Warp Core Ejection
A warp core breach is an extremely dangerous situation, so a number of safety procedures are in
place to deal with such an eventuality.
The warp engines function by annihilating matter and antimatter, generating an enormous amount of energy. If
the warp containment field collapses or the warp core becomes unstable, it can result in a massive explosion
that could easily destroy the ship. As a result all Federation starships have been designed so that the warp
core can be safely ejected in case of an emergency.
Starfleet protocols require that the warp core be retained if at all possible, and so power and fuel supplies
are automatically sealed off at points upstream from the damaged areas. A multilayered forcefield is then
deployed in an effort to contain the unstable core. If these measures fail, the safety of the crew and ship
becomes paramount, and the warp core must be ejected. The procedure for warp core ejection involves initiating
a manual sequence or automatic computer activation. The order to eject a core can only be given by crew members
with the necessary authoization, such as the captain, first officer, or chief engineer. The next step is to
engage the ejection system, while the magnetic valves and transfer pipes connected to the warp core are dealt
with automatically. When the order is given, the computer opens or blows out the matter-antimatter reacation
assembly exterior hull hatch, which is located on the ventral side of the ship. The core is then forcibly
ejected through this hatch with explosive charges.
Once the core has been ejected, it will not necessarily breach; it may cool down in space, in which case it can

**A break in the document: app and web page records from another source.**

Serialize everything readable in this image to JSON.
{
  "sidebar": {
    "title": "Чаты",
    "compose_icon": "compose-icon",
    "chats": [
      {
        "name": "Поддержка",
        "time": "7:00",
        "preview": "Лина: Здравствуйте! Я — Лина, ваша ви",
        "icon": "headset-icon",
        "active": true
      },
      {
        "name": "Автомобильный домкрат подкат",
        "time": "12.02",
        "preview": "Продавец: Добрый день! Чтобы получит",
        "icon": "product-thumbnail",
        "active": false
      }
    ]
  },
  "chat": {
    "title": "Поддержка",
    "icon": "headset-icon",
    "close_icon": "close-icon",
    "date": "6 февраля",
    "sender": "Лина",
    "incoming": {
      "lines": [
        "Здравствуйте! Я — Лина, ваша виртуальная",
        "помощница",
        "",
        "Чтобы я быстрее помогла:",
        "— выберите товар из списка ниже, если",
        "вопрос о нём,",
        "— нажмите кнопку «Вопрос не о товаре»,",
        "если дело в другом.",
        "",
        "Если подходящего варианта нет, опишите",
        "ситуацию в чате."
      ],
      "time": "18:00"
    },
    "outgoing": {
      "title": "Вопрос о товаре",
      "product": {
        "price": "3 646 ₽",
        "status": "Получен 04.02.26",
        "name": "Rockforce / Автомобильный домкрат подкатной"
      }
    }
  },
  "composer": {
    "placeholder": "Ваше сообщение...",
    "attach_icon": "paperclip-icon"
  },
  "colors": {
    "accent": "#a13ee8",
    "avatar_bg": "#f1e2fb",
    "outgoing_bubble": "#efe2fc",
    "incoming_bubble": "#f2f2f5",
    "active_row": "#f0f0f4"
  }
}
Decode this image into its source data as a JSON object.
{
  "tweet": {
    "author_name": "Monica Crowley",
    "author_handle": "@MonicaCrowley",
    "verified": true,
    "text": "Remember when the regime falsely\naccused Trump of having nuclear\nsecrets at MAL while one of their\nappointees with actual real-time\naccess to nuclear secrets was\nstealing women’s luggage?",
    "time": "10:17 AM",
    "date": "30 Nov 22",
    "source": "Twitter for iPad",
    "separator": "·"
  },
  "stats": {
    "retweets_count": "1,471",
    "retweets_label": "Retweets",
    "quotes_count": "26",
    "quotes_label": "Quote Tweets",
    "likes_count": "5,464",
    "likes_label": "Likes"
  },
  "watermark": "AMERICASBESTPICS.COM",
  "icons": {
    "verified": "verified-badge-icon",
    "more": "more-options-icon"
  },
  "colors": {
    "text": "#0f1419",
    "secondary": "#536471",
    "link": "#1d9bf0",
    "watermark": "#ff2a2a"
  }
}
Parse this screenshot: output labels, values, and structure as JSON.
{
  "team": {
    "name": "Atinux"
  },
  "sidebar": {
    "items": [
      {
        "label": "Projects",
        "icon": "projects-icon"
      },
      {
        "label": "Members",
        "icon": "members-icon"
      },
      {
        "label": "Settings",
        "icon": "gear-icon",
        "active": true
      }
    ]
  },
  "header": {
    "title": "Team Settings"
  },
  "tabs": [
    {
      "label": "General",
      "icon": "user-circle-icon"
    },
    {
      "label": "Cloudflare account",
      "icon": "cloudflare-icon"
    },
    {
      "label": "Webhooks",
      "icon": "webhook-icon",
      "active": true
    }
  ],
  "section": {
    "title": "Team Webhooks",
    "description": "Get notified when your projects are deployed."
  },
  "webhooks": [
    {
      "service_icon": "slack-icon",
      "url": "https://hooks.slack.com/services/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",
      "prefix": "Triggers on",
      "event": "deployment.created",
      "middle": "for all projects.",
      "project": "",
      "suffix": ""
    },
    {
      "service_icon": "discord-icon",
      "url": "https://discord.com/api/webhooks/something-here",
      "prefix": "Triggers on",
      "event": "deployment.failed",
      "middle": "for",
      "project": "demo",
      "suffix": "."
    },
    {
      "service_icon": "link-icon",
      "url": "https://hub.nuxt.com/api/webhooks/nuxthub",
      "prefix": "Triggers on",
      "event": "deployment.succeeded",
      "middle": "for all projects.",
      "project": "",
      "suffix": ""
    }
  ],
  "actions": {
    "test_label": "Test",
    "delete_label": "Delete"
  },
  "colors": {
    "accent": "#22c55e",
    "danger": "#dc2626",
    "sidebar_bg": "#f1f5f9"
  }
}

be retrieved. As the core will probably still be unstable, the crew have to perform repairs before locking on a
tractor beam and reconnecting the core to the engineering systems.
Warp Core Ejection: Stage 1
The ejection of a warp core must be carried out quickly to avoid the destruction of the ship and crew. Strict
protocols must be followed, beginning with a manual sequence initiation or an automatic computer activation by
an authorized crew member. If the warp core dangerously close to breaching, the first thing the crew will do is
stabilize it by cutting power relays and decoupling the dilithium matrix. If the warp core is unable to be
stabilized, Main Engineering is immediately evacuated with the safety bulkheads closing off the section.
Warp Core Ejection: Stage 2
Following the order to eject the warp core, usually given by either the captain or chief engineer onboard,
the computer automatically opens the matter-antimatter hull hatch on the exterior of the ship. When all the
interior connections have been severed, the core is dumped through this opening using explosive charges.
On most Starfleet vessels the ejection hatch is located on the underside of the engineering hull.
Warp Core Ejection: Stage 3
With the warp core floating in space, the ship can move away to a safe distance under impulse power. Once
disconnected from the ship, the core may cool down and not breach. If this is the case, the vessel will
return and attempt to retrieve and reinstall it. However, if the core does breach some starships are equipped
with secondary components to build a temporary warp core in order to reach a Federation starbase.
Warp Core Ejection: Stage 4
The core may have to be repaired in space before it can be retrieved. It will probably drift several million
kilometers away from the ship. If the warp core is salvageable, it is a relativately simple process to recover
it using a shuttle or a tractor beam.
"U.S.S. VOYAGER NCC-74656" - AUGUST 1999 ISSUE 4 STAR TREK: THE MAGAZINE COPYRIGHT OF PARAMOUNT PICTURES.